* **Work task**
The response must contain every line from the records below that has "toys".
----- Dataset records -----
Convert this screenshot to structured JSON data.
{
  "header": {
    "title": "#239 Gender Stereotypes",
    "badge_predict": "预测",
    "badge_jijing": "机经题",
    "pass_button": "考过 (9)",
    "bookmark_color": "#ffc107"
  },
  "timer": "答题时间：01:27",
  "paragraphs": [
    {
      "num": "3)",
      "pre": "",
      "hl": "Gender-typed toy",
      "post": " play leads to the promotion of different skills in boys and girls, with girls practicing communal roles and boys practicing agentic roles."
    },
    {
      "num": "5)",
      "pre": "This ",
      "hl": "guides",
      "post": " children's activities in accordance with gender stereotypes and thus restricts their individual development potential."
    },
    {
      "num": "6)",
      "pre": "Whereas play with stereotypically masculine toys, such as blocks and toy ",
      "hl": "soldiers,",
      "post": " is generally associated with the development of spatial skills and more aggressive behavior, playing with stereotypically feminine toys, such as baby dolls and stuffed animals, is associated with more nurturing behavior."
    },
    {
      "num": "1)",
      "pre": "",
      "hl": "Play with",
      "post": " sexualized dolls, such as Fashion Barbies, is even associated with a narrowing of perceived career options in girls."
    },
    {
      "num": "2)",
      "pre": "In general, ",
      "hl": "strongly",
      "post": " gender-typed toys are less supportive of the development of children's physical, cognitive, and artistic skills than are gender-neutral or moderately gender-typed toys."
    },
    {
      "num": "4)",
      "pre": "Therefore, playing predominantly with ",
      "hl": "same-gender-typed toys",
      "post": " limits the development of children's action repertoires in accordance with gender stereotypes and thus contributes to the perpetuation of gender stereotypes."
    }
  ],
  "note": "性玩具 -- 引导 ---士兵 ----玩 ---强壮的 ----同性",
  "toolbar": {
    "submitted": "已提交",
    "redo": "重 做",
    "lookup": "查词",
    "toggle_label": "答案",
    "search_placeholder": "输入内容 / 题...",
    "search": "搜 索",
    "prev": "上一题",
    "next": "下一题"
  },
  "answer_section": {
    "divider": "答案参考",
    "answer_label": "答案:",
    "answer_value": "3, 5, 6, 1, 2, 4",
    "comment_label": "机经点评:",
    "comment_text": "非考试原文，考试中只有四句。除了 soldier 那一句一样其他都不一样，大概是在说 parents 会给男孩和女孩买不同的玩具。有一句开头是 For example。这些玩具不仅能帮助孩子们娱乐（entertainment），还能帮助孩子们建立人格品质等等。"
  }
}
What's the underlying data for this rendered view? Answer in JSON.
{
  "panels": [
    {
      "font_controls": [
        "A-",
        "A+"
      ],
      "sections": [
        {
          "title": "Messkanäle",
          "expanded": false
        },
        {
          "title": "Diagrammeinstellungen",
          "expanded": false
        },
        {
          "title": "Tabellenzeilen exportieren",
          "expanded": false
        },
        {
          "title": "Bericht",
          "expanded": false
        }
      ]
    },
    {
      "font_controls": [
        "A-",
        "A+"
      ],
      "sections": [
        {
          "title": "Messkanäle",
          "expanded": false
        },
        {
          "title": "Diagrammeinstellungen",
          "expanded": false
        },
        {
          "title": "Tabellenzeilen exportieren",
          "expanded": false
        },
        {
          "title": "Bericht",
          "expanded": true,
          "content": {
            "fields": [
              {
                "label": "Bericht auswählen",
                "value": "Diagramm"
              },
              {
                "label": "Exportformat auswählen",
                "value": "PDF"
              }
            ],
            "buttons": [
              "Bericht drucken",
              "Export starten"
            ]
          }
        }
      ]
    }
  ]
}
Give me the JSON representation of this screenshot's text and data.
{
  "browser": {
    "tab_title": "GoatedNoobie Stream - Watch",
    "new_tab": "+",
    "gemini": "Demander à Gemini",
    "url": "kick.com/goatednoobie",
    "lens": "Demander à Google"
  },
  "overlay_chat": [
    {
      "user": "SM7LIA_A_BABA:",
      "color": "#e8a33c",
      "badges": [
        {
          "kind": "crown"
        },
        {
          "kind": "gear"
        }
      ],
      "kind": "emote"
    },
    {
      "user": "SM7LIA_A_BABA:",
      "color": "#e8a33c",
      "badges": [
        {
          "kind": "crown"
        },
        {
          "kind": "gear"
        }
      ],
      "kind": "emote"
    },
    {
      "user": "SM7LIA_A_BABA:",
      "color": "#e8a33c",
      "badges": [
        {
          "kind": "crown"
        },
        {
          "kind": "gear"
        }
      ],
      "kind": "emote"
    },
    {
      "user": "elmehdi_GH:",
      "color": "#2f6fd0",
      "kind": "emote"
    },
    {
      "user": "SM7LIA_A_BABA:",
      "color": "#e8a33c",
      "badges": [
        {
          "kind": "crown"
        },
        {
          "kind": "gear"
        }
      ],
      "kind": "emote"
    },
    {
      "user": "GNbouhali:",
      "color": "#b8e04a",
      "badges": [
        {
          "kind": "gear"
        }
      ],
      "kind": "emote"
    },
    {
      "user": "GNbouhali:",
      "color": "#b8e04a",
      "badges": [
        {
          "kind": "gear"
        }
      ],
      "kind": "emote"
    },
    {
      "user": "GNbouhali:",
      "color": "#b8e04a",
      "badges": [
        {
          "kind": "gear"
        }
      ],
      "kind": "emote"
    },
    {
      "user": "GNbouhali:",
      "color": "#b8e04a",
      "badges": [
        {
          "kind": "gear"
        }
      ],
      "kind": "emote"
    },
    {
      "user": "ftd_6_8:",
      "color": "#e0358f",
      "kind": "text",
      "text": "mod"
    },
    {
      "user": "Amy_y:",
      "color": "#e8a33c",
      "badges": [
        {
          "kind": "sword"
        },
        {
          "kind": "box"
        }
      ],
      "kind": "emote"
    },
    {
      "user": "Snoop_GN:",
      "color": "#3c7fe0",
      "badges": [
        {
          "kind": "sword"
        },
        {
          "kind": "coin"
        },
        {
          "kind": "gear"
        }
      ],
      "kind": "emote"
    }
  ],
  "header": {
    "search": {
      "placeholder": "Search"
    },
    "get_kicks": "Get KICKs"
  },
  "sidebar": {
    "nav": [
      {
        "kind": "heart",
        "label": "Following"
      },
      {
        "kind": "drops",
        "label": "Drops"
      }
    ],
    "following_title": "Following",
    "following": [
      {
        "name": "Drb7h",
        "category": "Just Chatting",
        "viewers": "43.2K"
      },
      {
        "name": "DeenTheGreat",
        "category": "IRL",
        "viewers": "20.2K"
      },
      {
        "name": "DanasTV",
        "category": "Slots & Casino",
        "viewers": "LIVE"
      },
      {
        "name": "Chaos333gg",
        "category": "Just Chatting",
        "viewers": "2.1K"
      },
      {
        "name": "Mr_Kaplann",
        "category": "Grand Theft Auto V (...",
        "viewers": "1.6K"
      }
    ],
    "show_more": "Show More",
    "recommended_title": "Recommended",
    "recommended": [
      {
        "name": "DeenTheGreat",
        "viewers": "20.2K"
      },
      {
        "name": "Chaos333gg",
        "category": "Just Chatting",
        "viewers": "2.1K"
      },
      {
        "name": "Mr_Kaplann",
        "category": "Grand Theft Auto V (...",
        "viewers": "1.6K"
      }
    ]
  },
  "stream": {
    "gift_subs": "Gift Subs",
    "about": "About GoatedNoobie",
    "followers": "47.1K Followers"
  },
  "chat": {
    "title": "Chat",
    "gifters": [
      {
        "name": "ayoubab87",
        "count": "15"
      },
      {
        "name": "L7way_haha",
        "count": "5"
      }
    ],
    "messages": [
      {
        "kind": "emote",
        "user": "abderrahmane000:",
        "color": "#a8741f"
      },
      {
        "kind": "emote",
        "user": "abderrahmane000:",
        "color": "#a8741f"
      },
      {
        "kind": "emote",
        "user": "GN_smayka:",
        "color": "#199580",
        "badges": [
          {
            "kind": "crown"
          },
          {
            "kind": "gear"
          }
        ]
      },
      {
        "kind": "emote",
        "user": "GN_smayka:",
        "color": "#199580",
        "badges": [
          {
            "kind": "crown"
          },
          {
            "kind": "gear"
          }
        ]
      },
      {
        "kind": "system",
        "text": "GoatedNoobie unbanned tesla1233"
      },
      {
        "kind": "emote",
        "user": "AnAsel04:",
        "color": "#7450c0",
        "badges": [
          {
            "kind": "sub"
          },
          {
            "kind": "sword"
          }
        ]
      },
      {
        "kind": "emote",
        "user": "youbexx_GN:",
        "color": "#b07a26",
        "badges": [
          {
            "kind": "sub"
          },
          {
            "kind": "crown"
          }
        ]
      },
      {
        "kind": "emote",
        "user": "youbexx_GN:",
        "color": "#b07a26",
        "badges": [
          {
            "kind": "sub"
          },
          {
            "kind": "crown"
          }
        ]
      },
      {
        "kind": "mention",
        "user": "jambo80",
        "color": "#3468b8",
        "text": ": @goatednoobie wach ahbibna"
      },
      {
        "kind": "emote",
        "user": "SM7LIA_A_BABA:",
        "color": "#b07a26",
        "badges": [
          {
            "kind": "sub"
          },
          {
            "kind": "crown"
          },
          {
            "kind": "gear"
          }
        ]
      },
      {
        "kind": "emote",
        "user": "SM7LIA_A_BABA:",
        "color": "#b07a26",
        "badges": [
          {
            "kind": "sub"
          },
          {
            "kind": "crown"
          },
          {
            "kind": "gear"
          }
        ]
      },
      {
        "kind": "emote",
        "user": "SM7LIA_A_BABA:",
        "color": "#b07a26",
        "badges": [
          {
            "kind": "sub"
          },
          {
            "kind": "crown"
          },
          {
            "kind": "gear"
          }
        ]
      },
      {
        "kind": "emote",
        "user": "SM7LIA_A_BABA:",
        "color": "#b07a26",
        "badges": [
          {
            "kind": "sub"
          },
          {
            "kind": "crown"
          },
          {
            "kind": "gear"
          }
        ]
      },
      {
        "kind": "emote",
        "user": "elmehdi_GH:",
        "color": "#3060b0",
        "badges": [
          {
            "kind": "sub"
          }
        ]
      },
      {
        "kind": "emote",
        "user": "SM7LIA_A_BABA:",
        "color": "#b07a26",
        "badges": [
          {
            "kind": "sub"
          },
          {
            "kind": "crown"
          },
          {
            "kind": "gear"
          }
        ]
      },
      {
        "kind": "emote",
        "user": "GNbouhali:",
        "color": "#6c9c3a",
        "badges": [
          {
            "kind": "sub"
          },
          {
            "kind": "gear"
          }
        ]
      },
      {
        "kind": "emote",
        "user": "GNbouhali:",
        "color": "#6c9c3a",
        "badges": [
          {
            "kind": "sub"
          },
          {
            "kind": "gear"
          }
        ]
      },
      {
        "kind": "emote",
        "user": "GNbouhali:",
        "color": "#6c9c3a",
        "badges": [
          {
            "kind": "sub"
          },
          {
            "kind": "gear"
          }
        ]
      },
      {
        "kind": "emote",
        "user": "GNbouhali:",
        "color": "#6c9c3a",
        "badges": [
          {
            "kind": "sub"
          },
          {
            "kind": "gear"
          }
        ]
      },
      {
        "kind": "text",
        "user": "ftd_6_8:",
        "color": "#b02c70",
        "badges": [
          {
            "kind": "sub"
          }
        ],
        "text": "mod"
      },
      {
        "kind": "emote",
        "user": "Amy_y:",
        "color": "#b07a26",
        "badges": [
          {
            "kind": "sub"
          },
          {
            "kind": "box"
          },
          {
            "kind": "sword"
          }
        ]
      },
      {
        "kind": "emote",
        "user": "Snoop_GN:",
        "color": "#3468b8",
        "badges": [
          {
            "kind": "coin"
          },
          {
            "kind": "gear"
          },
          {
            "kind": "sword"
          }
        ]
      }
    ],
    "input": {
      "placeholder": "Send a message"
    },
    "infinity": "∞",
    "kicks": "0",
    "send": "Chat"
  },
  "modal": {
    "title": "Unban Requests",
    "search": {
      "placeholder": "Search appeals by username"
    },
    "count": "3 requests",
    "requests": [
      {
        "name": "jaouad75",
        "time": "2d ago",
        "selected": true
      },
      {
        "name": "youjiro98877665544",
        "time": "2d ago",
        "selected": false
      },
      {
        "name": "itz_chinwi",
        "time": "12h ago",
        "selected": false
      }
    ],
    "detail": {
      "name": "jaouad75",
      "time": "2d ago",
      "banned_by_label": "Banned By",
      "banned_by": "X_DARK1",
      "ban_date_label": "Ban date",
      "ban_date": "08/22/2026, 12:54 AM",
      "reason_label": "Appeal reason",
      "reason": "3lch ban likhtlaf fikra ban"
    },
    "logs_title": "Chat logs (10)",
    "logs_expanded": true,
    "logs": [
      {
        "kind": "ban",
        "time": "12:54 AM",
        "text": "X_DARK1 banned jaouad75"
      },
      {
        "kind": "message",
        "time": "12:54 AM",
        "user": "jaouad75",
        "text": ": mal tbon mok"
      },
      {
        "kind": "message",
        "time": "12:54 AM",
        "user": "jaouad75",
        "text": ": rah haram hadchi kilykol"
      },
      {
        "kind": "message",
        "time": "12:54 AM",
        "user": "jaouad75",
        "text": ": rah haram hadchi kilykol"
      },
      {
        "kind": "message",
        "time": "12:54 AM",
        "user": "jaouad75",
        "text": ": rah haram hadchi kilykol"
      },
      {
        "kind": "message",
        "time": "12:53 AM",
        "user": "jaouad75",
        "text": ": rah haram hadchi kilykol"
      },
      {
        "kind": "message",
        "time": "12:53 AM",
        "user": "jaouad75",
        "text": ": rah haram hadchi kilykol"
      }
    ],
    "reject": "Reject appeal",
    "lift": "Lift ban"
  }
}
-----
* **Answer to the problem**
      "pre": "Whereas play with stereotypically masculine toys, such as blocks and toy ",
      "post": " is generally associated with the development of spatial skills and more aggressive behavior, playing with stereotypically feminine toys, such as baby dolls and stuffed animals, is associated with more nurturing behavior."
      "post": " gender-typed toys are less supportive of the development of children's physical, cognitive, and artistic skills than are gender-neutral or moderately gender-typed toys."
      "hl": "same-gender-typed toys",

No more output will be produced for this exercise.